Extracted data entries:

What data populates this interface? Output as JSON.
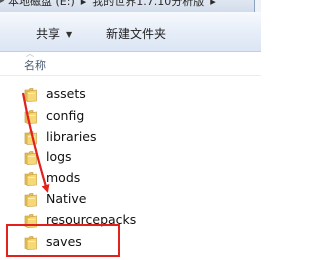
{
  "address_bar": {
    "crumbs": [
      "本地磁盘 (E:)",
      "我的世界1.7.10分析版"
    ]
  },
  "toolbar": {
    "share_label": "共享",
    "new_folder_label": "新建文件夹"
  },
  "columns": {
    "name_label": "名称"
  },
  "files": [
    {
      "name": "assets",
      "type": "folder"
    },
    {
      "name": "config",
      "type": "folder"
    },
    {
      "name": "libraries",
      "type": "folder"
    },
    {
      "name": "logs",
      "type": "folder"
    },
    {
      "name": "mods",
      "type": "folder"
    },
    {
      "name": "Native",
      "type": "folder"
    },
    {
      "name": "resourcepacks",
      "type": "folder"
    },
    {
      "name": "saves",
      "type": "folder",
      "highlighted": true
    }
  ],
  "colors": {
    "annotation": "#e2201c",
    "folder_body": "#e9c25a",
    "folder_front": "#f6d877"
  }
}
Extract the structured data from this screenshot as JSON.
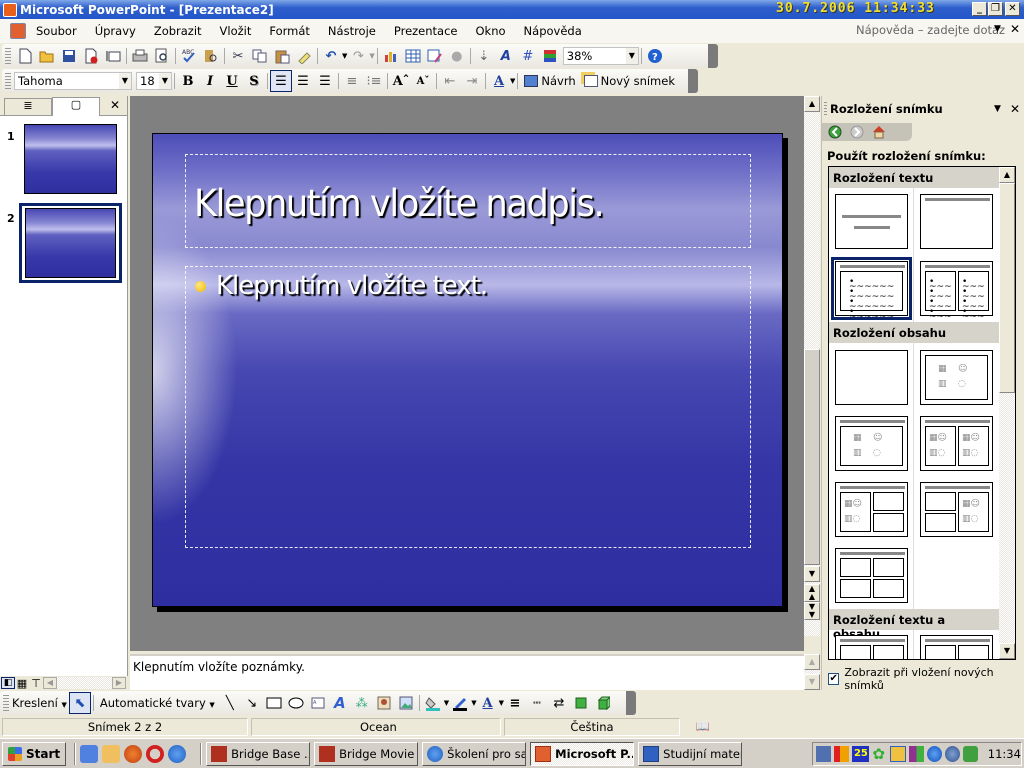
{
  "window": {
    "title": "Microsoft PowerPoint - [Prezentace2]",
    "clock_overlay": "30.7.2006   11:34:33",
    "controls": {
      "minimize": "_",
      "restore": "❐",
      "close": "✕"
    }
  },
  "menubar": {
    "items": [
      "Soubor",
      "Úpravy",
      "Zobrazit",
      "Vložit",
      "Formát",
      "Nástroje",
      "Prezentace",
      "Okno",
      "Nápověda"
    ],
    "help_placeholder": "Nápověda – zadejte dotaz"
  },
  "standard_toolbar": {
    "icons": [
      "new-icon",
      "open-icon",
      "save-icon",
      "permission-icon",
      "email-icon",
      "print-icon",
      "print-preview-icon",
      "spelling-icon",
      "research-icon",
      "cut-icon",
      "copy-icon",
      "paste-icon",
      "format-painter-icon",
      "undo-icon",
      "redo-icon",
      "insert-chart-icon",
      "insert-table-icon",
      "tables-borders-icon",
      "insert-hyperlink-icon",
      "expand-all-icon",
      "show-formatting-icon",
      "grid-icon",
      "color-grayscale-icon",
      "help-icon"
    ],
    "zoom": "38%"
  },
  "formatting_toolbar": {
    "font": "Tahoma",
    "size": "18",
    "bold": "B",
    "italic": "I",
    "underline": "U",
    "shadow": "S",
    "design_label": "Návrh",
    "new_slide_label": "Nový snímek"
  },
  "slides_pane": {
    "tabs": [
      "outline-tab",
      "slides-tab"
    ],
    "slides": [
      {
        "number": "1",
        "selected": false
      },
      {
        "number": "2",
        "selected": true
      }
    ]
  },
  "slide": {
    "title_placeholder": "Klepnutím vložíte nadpis.",
    "body_placeholder": "Klepnutím vložíte text."
  },
  "notes": {
    "placeholder": "Klepnutím vložíte poznámky."
  },
  "task_pane": {
    "title": "Rozložení snímku",
    "subtitle": "Použít rozložení snímku:",
    "categories": [
      {
        "name": "Rozložení textu"
      },
      {
        "name": "Rozložení obsahu"
      },
      {
        "name": "Rozložení textu a obsahu"
      }
    ],
    "show_on_insert_label": "Zobrazit při vložení nových snímků",
    "show_on_insert_checked": true
  },
  "drawing_toolbar": {
    "draw_label": "Kreslení",
    "autoshapes_label": "Automatické tvary"
  },
  "statusbar": {
    "slide_info": "Snímek 2 z 2",
    "design": "Ocean",
    "language": "Čeština"
  },
  "taskbar": {
    "start_label": "Start",
    "tasks": [
      {
        "label": "Bridge Base ...",
        "active": false
      },
      {
        "label": "Bridge Movie",
        "active": false
      },
      {
        "label": "Školení pro sa...",
        "active": false
      },
      {
        "label": "Microsoft P...",
        "active": true
      },
      {
        "label": "Studijní mater...",
        "active": false
      }
    ],
    "tray_badge": "25",
    "clock": "11:34"
  }
}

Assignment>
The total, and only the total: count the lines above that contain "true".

Reply>
4